- _Problem to work on_
Copy each record exactly, word for word.
┌─ Source information
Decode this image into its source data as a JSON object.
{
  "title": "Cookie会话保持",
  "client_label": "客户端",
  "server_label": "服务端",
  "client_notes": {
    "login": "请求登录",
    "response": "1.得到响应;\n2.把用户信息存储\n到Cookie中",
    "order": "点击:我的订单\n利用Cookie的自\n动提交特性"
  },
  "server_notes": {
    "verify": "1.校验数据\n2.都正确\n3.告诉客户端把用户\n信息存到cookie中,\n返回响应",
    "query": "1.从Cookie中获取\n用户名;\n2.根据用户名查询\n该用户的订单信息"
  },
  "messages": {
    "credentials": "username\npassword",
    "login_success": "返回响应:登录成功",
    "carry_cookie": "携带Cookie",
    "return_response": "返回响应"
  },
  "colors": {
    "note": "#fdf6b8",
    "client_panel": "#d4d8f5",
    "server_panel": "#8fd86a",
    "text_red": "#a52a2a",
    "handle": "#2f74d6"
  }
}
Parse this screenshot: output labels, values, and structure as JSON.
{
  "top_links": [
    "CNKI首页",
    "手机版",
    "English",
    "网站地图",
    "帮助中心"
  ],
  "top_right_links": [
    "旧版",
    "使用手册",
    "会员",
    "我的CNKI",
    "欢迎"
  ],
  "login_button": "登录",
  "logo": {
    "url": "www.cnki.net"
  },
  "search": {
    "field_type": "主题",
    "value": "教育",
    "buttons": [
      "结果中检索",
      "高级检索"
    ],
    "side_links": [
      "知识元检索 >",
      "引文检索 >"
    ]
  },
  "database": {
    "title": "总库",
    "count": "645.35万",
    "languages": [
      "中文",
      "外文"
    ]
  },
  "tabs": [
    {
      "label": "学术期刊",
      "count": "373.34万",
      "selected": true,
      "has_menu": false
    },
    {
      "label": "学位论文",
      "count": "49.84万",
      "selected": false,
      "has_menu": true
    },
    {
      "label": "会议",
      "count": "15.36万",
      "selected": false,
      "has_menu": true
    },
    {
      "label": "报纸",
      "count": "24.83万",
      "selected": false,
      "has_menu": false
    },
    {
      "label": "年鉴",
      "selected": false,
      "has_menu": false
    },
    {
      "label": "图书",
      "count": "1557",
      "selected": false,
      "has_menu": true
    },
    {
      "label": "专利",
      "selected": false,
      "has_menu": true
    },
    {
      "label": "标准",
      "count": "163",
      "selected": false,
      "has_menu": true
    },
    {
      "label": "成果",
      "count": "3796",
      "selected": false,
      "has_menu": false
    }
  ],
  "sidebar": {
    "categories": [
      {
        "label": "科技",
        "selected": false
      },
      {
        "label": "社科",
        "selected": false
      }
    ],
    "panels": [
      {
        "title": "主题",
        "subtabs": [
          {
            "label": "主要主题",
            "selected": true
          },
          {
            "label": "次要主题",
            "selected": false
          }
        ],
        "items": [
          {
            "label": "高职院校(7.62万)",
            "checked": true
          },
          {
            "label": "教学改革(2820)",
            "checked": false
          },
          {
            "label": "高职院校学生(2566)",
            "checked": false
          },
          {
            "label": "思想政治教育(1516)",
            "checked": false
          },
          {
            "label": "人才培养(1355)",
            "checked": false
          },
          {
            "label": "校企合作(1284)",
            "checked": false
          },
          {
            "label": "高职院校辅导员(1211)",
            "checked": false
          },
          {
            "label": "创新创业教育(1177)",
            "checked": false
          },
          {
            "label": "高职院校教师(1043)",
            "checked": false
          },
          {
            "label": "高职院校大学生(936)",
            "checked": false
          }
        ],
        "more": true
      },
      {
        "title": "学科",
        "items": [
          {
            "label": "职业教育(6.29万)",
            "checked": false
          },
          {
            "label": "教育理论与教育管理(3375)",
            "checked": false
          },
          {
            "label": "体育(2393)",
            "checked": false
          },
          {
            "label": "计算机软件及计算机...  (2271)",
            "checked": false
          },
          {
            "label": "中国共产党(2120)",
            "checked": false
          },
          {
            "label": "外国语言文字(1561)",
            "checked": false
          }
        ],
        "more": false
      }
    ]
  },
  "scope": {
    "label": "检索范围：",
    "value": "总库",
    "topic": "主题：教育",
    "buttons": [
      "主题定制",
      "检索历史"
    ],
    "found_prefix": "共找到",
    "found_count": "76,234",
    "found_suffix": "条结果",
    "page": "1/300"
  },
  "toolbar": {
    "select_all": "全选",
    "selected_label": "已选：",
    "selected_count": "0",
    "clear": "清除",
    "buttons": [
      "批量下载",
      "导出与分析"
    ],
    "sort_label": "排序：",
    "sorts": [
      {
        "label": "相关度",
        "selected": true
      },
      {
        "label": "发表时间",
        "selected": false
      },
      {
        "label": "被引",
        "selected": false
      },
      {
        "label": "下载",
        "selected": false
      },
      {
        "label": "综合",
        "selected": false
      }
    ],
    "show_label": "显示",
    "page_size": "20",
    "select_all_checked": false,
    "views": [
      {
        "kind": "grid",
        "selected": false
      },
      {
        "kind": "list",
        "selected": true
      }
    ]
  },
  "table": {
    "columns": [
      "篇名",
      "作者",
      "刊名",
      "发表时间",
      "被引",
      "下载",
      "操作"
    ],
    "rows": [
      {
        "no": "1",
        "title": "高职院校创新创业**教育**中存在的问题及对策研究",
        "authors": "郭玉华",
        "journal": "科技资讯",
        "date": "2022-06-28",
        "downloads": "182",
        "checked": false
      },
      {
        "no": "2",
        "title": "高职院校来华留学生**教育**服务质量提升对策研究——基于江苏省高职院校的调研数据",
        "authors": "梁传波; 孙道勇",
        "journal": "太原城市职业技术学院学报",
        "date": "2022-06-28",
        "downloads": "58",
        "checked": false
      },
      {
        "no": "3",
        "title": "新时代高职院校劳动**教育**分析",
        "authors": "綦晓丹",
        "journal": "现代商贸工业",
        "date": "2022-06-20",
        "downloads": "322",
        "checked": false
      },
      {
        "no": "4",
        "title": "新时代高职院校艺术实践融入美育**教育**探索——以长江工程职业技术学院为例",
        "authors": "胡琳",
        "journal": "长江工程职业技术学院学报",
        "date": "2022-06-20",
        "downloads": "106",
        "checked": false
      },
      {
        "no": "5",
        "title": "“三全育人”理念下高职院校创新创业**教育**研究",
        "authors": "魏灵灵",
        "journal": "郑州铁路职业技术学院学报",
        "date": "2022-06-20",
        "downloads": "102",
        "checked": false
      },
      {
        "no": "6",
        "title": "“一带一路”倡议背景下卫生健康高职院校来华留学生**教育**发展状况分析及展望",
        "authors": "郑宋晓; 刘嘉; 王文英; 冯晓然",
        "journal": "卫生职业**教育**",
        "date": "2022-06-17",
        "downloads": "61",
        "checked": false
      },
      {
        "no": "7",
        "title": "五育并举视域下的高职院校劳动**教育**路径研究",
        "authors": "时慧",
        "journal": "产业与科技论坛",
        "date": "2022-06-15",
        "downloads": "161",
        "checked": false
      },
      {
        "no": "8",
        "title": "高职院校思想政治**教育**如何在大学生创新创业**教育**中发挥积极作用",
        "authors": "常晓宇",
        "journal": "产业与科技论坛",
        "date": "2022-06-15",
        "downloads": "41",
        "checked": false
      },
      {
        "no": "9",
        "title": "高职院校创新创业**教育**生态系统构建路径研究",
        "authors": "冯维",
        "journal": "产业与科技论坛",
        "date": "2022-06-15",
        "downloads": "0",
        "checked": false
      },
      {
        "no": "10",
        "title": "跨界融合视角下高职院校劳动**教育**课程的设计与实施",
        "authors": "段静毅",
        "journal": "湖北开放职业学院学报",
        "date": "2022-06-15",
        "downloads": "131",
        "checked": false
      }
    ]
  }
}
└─
- _Expected answer_
Decode this image into its source data as a JSON object.
{
  "title": "Cookie会话保持",
  "client_label": "客户端",
  "server_label": "服务端",
  "client_notes": {
    "login": "请求登录",
    "response": "1.得到响应;\n2.把用户信息存储\n到Cookie中",
    "order": "点击:我的订单\n利用Cookie的自\n动提交特性"
  },
  "server_notes": {
    "verify": "1.校验数据\n2.都正确\n3.告诉客户端把用户\n信息存到cookie中,\n返回响应",
    "query": "1.从Cookie中获取\n用户名;\n2.根据用户名查询\n该用户的订单信息"
  },
  "messages": {
    "credentials": "username\npassword",
    "login_success": "返回响应:登录成功",
    "carry_cookie": "携带Cookie",
    "return_response": "返回响应"
  },
  "colors": {
    "note": "#fdf6b8",
    "client_panel": "#d4d8f5",
    "server_panel": "#8fd86a",
    "text_red": "#a52a2a",
    "handle": "#2f74d6"
  }
}
Parse this screenshot: output labels, values, and structure as JSON.
{
  "top_links": [
    "CNKI首页",
    "手机版",
    "English",
    "网站地图",
    "帮助中心"
  ],
  "top_right_links": [
    "旧版",
    "使用手册",
    "会员",
    "我的CNKI",
    "欢迎"
  ],
  "login_button": "登录",
  "logo": {
    "url": "www.cnki.net"
  },
  "search": {
    "field_type": "主题",
    "value": "教育",
    "buttons": [
      "结果中检索",
      "高级检索"
    ],
    "side_links": [
      "知识元检索 >",
      "引文检索 >"
    ]
  },
  "database": {
    "title": "总库",
    "count": "645.35万",
    "languages": [
      "中文",
      "外文"
    ]
  },
  "tabs": [
    {
      "label": "学术期刊",
      "count": "373.34万",
      "selected": true,
      "has_menu": false
    },
    {
      "label": "学位论文",
      "count": "49.84万",
      "selected": false,
      "has_menu": true
    },
    {
      "label": "会议",
      "count": "15.36万",
      "selected": false,
      "has_menu": true
    },
    {
      "label": "报纸",
      "count": "24.83万",
      "selected": false,
      "has_menu": false
    },
    {
      "label": "年鉴",
      "selected": false,
      "has_menu": false
    },
    {
      "label": "图书",
      "count": "1557",
      "selected": false,
      "has_menu": true
    },
    {
      "label": "专利",
      "selected": false,
      "has_menu": true
    },
    {
      "label": "标准",
      "count": "163",
      "selected": false,
      "has_menu": true
    },
    {
      "label": "成果",
      "count": "3796",
      "selected": false,
      "has_menu": false
    }
  ],
  "sidebar": {
    "categories": [
      {
        "label": "科技",
        "selected": false
      },
      {
        "label": "社科",
        "selected": false
      }
    ],
    "panels": [
      {
        "title": "主题",
        "subtabs": [
          {
            "label": "主要主题",
            "selected": true
          },
          {
            "label": "次要主题",
            "selected": false
          }
        ],
        "items": [
          {
            "label": "高职院校(7.62万)",
            "checked": true
          },
          {
            "label": "教学改革(2820)",
            "checked": false
          },
          {
            "label": "高职院校学生(2566)",
            "checked": false
          },
          {
            "label": "思想政治教育(1516)",
            "checked": false
          },
          {
            "label": "人才培养(1355)",
            "checked": false
          },
          {
            "label": "校企合作(1284)",
            "checked": false
          },
          {
            "label": "高职院校辅导员(1211)",
            "checked": false
          },
          {
            "label": "创新创业教育(1177)",
            "checked": false
          },
          {
            "label": "高职院校教师(1043)",
            "checked": false
          },
          {
            "label": "高职院校大学生(936)",
            "checked": false
          }
        ],
        "more": true
      },
      {
        "title": "学科",
        "items": [
          {
            "label": "职业教育(6.29万)",
            "checked": false
          },
          {
            "label": "教育理论与教育管理(3375)",
            "checked": false
          },
          {
            "label": "体育(2393)",
            "checked": false
          },
          {
            "label": "计算机软件及计算机...  (2271)",
            "checked": false
          },
          {
            "label": "中国共产党(2120)",
            "checked": false
          },
          {
            "label": "外国语言文字(1561)",
            "checked": false
          }
        ],
        "more": false
      }
    ]
  },
  "scope": {
    "label": "检索范围：",
    "value": "总库",
    "topic": "主题：教育",
    "buttons": [
      "主题定制",
      "检索历史"
    ],
    "found_prefix": "共找到",
    "found_count": "76,234",
    "found_suffix": "条结果",
    "page": "1/300"
  },
  "toolbar": {
    "select_all": "全选",
    "selected_label": "已选：",
    "selected_count": "0",
    "clear": "清除",
    "buttons": [
      "批量下载",
      "导出与分析"
    ],
    "sort_label": "排序：",
    "sorts": [
      {
        "label": "相关度",
        "selected": true
      },
      {
        "label": "发表时间",
        "selected": false
      },
      {
        "label": "被引",
        "selected": false
      },
      {
        "label": "下载",
        "selected": false
      },
      {
        "label": "综合",
        "selected": false
      }
    ],
    "show_label": "显示",
    "page_size": "20",
    "select_all_checked": false,
    "views": [
      {
        "kind": "grid",
        "selected": false
      },
      {
        "kind": "list",
        "selected": true
      }
    ]
  },
  "table": {
    "columns": [
      "篇名",
      "作者",
      "刊名",
      "发表时间",
      "被引",
      "下载",
      "操作"
    ],
    "rows": [
      {
        "no": "1",
        "title": "高职院校创新创业**教育**中存在的问题及对策研究",
        "authors": "郭玉华",
        "journal": "科技资讯",
        "date": "2022-06-28",
        "downloads": "182",
        "checked": false
      },
      {
        "no": "2",
        "title": "高职院校来华留学生**教育**服务质量提升对策研究——基于江苏省高职院校的调研数据",
        "authors": "梁传波; 孙道勇",
        "journal": "太原城市职业技术学院学报",
        "date": "2022-06-28",
        "downloads": "58",
        "checked": false
      },
      {
        "no": "3",
        "title": "新时代高职院校劳动**教育**分析",
        "authors": "綦晓丹",
        "journal": "现代商贸工业",
        "date": "2022-06-20",
        "downloads": "322",
        "checked": false
      },
      {
        "no": "4",
        "title": "新时代高职院校艺术实践融入美育**教育**探索——以长江工程职业技术学院为例",
        "authors": "胡琳",
        "journal": "长江工程职业技术学院学报",
        "date": "2022-06-20",
        "downloads": "106",
        "checked": false
      },
      {
        "no": "5",
        "title": "“三全育人”理念下高职院校创新创业**教育**研究",
        "authors": "魏灵灵",
        "journal": "郑州铁路职业技术学院学报",
        "date": "2022-06-20",
        "downloads": "102",
        "checked": false
      },
      {
        "no": "6",
        "title": "“一带一路”倡议背景下卫生健康高职院校来华留学生**教育**发展状况分析及展望",
        "authors": "郑宋晓; 刘嘉; 王文英; 冯晓然",
        "journal": "卫生职业**教育**",
        "date": "2022-06-17",
        "downloads": "61",
        "checked": false
      },
      {
        "no": "7",
        "title": "五育并举视域下的高职院校劳动**教育**路径研究",
        "authors": "时慧",
        "journal": "产业与科技论坛",
        "date": "2022-06-15",
        "downloads": "161",
        "checked": false
      },
      {
        "no": "8",
        "title": "高职院校思想政治**教育**如何在大学生创新创业**教育**中发挥积极作用",
        "authors": "常晓宇",
        "journal": "产业与科技论坛",
        "date": "2022-06-15",
        "downloads": "41",
        "checked": false
      },
      {
        "no": "9",
        "title": "高职院校创新创业**教育**生态系统构建路径研究",
        "authors": "冯维",
        "journal": "产业与科技论坛",
        "date": "2022-06-15",
        "downloads": "0",
        "checked": false
      },
      {
        "no": "10",
        "title": "跨界融合视角下高职院校劳动**教育**课程的设计与实施",
        "authors": "段静毅",
        "journal": "湖北开放职业学院学报",
        "date": "2022-06-15",
        "downloads": "131",
        "checked": false
      }
    ]
  }
}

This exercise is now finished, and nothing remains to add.